**ASSIGNMENT**
In how many lines of the data below does the word "username" appear? Reply with the number and nothing more.

**Element data from apps and pages**
++++++++++

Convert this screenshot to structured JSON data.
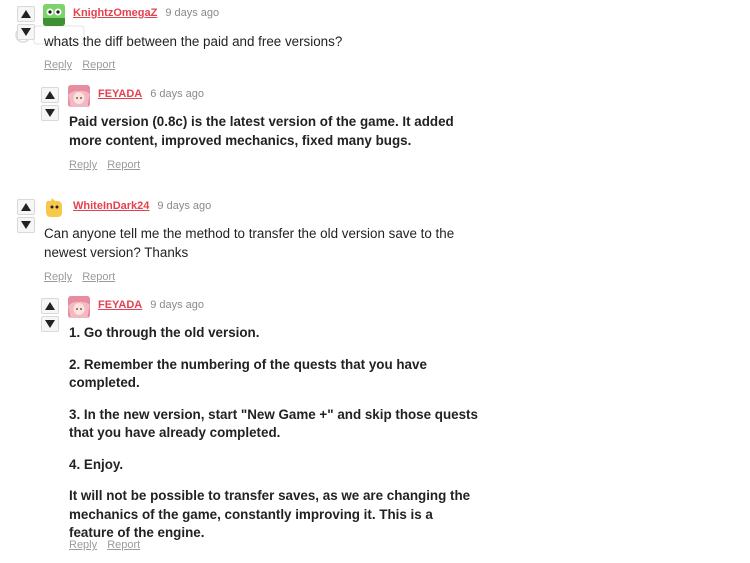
{
  "comments": [
    {
      "username": "KnightzOmegaZ",
      "date": "9 days ago",
      "paragraphs": [
        "whats the diff between the paid and free versions?"
      ],
      "reply_label": "Reply",
      "report_label": "Report"
    },
    {
      "username": "FEYADA",
      "date": "6 days ago",
      "paragraphs": [
        "Paid version (0.8c) is the latest version of the game. It added more content, improved mechanics, fixed many bugs."
      ],
      "reply_label": "Reply",
      "report_label": "Report"
    },
    {
      "username": "WhiteInDark24",
      "date": "9 days ago",
      "paragraphs": [
        "Can anyone tell me the method to transfer the old version save to the newest version? Thanks"
      ],
      "reply_label": "Reply",
      "report_label": "Report"
    },
    {
      "username": "FEYADA",
      "date": "9 days ago",
      "paragraphs": [
        "1. Go through the old version.",
        "2. Remember the numbering of the quests that you have completed.",
        "3. In the new version, start \"New Game +\" and skip those quests that you have already completed.",
        "4. Enjoy.",
        "It will not be possible to transfer saves, as we are changing the mechanics of the game, constantly improving it. This is a feature of the engine."
      ],
      "reply_label": "Reply",
      "report_label": "Report"
    }
  ],
  "icons": {
    "upvote": "upvote-arrow-icon",
    "downvote": "downvote-arrow-icon"
  },
  "colors": {
    "username": "#e4414e",
    "meta": "#8a8a8a",
    "text": "#222222"
  }
}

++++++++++

**ANSWER FOR THIS EXERCISE**
5